You don’t need a johnboat, center console, and guide to catch saltwater slammers this summer. Much of America’s coastal waters are dotted with public fishing piers. From Florida to Maine, from San Diego to Seattle, and all along the Gulf of Mexico, there are thousands of public-access fishing piers for itchy anglers hunting the bite. If you’re new to pier fishing, don’t be intimidated, but keep in mind these few things you need to know before hauling tackle to the far end of the planks.
There are few things more frustrating for dedicated pier rats than having a rookie wander onto the pier, get in the way, and mess up the fishing. These seasoned pros have put in the time and understand the best ways to catch fish. If you stay on their good side, they might share some old-salt knowledge that will increase your chances of success. The best way to stay on their good side is to follow the rules.
Most public piers have clearly posted rules. Those rules apply to everyone. Make sure you follow them. Pier fishermen also adhere to a list of unwritten rules. These include:
Keep the Mess to a Minimum
Don’t fan out your fishing gear across the pier rail. Other people want to fish, too, so keep the space you occupy minimal, leaving room for other anglers. Promptly throw away excess fishing line, bait packaging, and other garbage that could get blown around in a gusty sea breeze.
As with most outdoor activities, pier fishermen should have a “leave no trace” philosophy. When you’re done with the day’s fishing, there should be no visible evidence you were ever there. Pick up all your trash. Either take it with you or put it in the proper receptacles.
If you clean your fish at the pier, make sure you don’t leave scales, guts, and heads in the sinks. What you don’t need of the fish carcasses can usually go overboard and back into the food chain.
Don’t Use the Rail as a Cutting Board
The pier rail might seem like a convenient place to slice your squid, bloodworms, and clams. However, there’s nothing worse than leaning on the rail to view the sunset and having your elbow slide across the sticky, gooey remnants of someone else’s bait. Keep your bait cutting confined to the pier’s designated bait boards or use your own to keep the rail clean.

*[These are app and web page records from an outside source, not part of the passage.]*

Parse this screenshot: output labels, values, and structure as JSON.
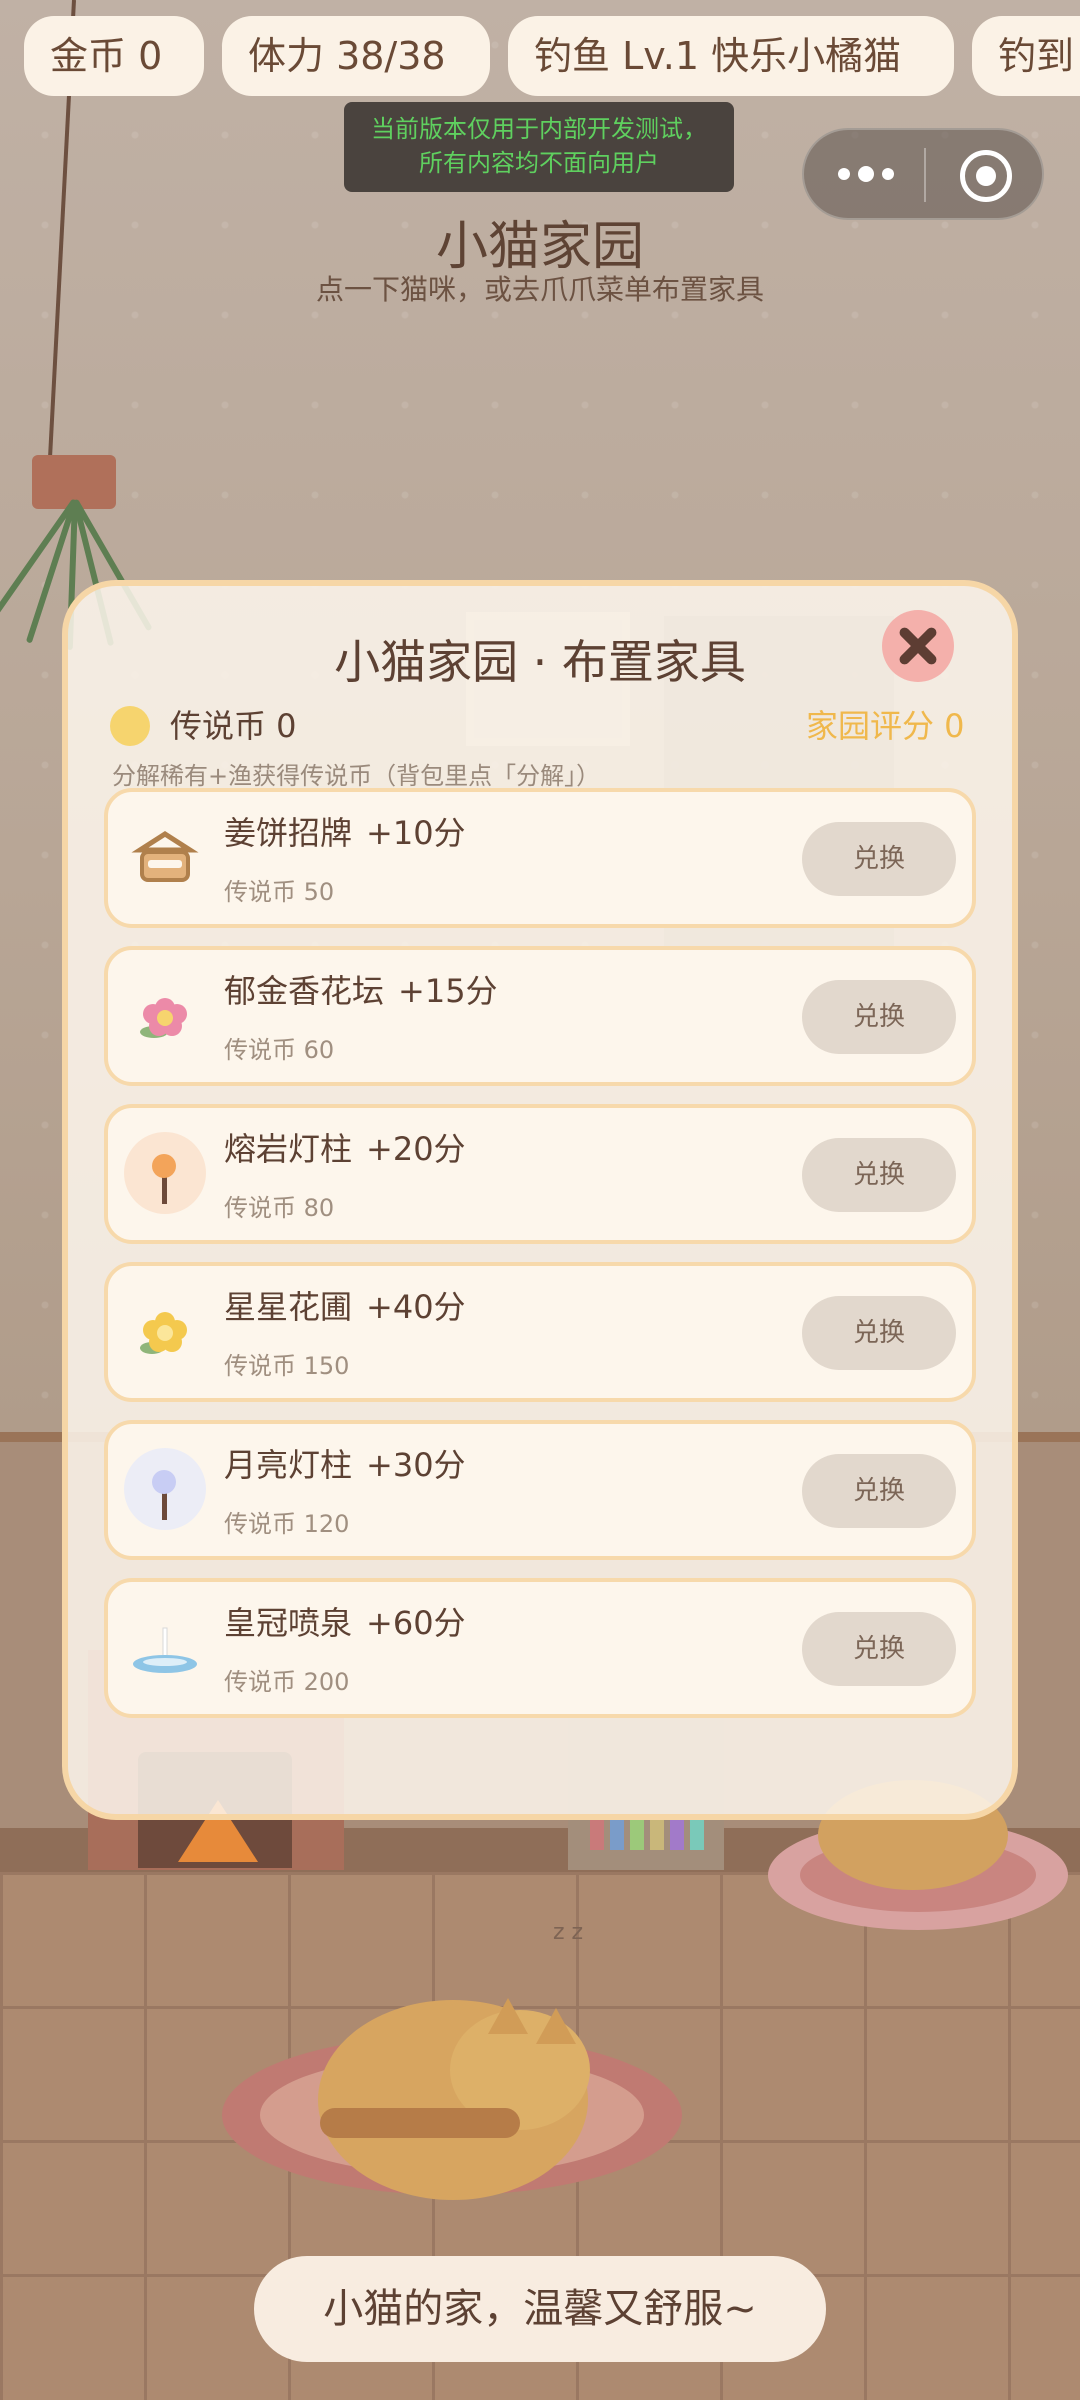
{
  "top_bar": {
    "gold": "金币  0",
    "stamina": "体力  38/38",
    "fishing": "钓鱼  Lv.1  快乐小橘猫",
    "checkin": "钓到"
  },
  "dev_banner": {
    "line1": "当前版本仅用于内部开发测试，",
    "line2": "所有内容均不面向用户"
  },
  "home": {
    "title": "小猫家园",
    "subtitle": "点一下猫咪，或去爪爪菜单布置家具"
  },
  "modal": {
    "title": "小猫家园 · 布置家具",
    "legend_coins": "传说币 0",
    "home_score": "家园评分 0",
    "hint": "分解稀有+渔获得传说币（背包里点「分解」）",
    "items": [
      {
        "name": "姜饼招牌",
        "score": "+10分",
        "price": "传说币 50",
        "button": "兑换",
        "icon": "gingerbread-sign-icon"
      },
      {
        "name": "郁金香花坛",
        "score": "+15分",
        "price": "传说币 60",
        "button": "兑换",
        "icon": "tulip-bed-icon"
      },
      {
        "name": "熔岩灯柱",
        "score": "+20分",
        "price": "传说币 80",
        "button": "兑换",
        "icon": "lava-lamp-post-icon"
      },
      {
        "name": "星星花圃",
        "score": "+40分",
        "price": "传说币 150",
        "button": "兑换",
        "icon": "star-flower-bed-icon"
      },
      {
        "name": "月亮灯柱",
        "score": "+30分",
        "price": "传说币 120",
        "button": "兑换",
        "icon": "moon-lamp-post-icon"
      },
      {
        "name": "皇冠喷泉",
        "score": "+60分",
        "price": "传说币 200",
        "button": "兑换",
        "icon": "crown-fountain-icon"
      }
    ]
  },
  "zz": "z z",
  "footer": {
    "message": "小猫的家，温馨又舒服~"
  },
  "colors": {
    "accent": "#f0b84c",
    "modal_border": "#f7d9ab",
    "close_bg": "#f4b0ab"
  }
}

Crossed fishing lines understandably agitate pier anglers. Casting is a skill you should master, before you attempt it on a pier full of people. If possible, practice pitching a sinker in your backyard ahead of time to learn the art of casting straight. If you can’t cast straight, there’s no dishonor in dropping your bait straight down next to the pier. Plenty of fish lurk under the shade of the planks and around the barnacle-crusted pylons, so you might get lucky dropping a rig right over the side.
If you do cast crooked, apologize and make an effort to uncross the lines before you set down your pole. You should also give your fellow anglers plenty of space to cast comfortably. If possible, don’t crowd out other fishermen, even if they’re situated in a fish-producing honey hole.
On a busy summer weekend, some piers can have anglers packed shoulder to shoulder, especially when the fish are biting. If elbow room is hard to come by, you may need to duck your head or move away from the rail when your neighbor casts. Giving an audible “heads up” before pitching your own rig over a crowded pier rail is also a nice courtesy.
Give Big Fish the Right of Way
Big fish are usually big fighters. When an angler hooks a giant king mackerel, cobia, or tarpon, he’ll need to walk the pier to keep up with his fish during the fight. When this happens, do the responsible thing and bring in your line. Refuse to move your rig when asked, and your line could end up cut. Not because the other angler is a jerk, but because big fish are unpredictable.
A bottom rig in a fish’s fight path is never high on an angler’s list of priorities. Unattended lines are often cut to get them out of the way quickly. The angler may compensate you for a cut line and the rig attached after he lands the fish. He might not. The best thing to do when someone hooks a beast is reel in your line, get it out of the way, and then stand back and enjoy the show.
If the tables are turned, and you’re the lucky guy who hooks a monster, it’s okay to ask people to move their stuff. While manners often fall by the wayside in the heat of battle, remembering words like “please” and “thank you” go a long way in keeping peace with your fellow fishermen.
Don’t Leave Your Gear Unattended
Don’t leave your rods or other gear unattended, especially if you have a line in the water or rods leaning against the rail. Fishing poles can’t move themselves when someone is fighting a big fish, and they quickly become a tripping hazard in the heat of battle. Also, if you end up hooking a big one while you aren’t paying attention, that rod could end up flying overboard before you can get to it.
Respect the Regulars
Basic pier etiquette boils down to respecting your fellow anglers. Although you may be fishing in a public space, it’s important to remember that a fishing pier is like a second home to some of the people leaning against the rails. Those seasoned “pier rats” spend an awful lot of their summers there. Give them some space and respect, and they might throw a few valuable pier fishing tips your way.